━━ Given data
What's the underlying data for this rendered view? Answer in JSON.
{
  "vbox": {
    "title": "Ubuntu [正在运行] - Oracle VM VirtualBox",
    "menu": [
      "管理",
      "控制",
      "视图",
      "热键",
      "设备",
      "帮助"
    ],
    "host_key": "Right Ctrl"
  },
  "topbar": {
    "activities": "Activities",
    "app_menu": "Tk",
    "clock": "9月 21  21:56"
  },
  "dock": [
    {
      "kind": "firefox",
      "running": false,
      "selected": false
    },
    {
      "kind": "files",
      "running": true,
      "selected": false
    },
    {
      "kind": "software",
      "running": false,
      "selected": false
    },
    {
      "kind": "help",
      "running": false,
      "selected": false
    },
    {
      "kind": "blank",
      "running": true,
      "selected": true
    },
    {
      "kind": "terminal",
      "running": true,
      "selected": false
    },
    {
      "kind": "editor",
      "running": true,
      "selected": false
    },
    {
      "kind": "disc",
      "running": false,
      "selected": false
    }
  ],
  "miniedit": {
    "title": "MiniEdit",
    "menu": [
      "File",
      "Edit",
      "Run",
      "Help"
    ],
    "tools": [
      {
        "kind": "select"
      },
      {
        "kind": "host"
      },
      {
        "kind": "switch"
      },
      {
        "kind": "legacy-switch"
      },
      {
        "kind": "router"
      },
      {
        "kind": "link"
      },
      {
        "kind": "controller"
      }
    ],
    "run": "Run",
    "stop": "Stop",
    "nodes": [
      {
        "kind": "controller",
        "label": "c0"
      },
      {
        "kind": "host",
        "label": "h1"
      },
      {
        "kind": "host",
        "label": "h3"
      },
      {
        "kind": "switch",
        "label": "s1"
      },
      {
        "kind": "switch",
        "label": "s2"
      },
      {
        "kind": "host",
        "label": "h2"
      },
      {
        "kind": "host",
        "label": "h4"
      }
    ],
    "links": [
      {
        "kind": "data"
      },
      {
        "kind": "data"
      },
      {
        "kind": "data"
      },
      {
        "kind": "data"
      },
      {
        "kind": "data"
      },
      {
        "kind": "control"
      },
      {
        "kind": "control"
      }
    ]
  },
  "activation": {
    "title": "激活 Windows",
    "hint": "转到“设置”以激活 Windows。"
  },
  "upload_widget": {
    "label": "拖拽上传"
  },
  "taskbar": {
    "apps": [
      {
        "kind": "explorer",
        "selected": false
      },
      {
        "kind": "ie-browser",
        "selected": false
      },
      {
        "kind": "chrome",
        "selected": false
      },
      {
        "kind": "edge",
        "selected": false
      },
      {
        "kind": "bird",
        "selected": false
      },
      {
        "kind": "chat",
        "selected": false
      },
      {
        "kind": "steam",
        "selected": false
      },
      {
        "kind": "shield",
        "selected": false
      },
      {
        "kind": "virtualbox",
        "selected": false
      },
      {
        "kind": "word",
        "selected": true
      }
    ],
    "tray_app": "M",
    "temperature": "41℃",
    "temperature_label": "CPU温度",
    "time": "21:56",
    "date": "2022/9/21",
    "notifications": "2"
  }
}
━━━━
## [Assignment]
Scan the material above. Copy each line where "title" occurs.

## [Answer to this exercise]
    "title": "Ubuntu [正在运行] - Oracle VM VirtualBox",
    "title": "MiniEdit",
    "title": "激活 Windows",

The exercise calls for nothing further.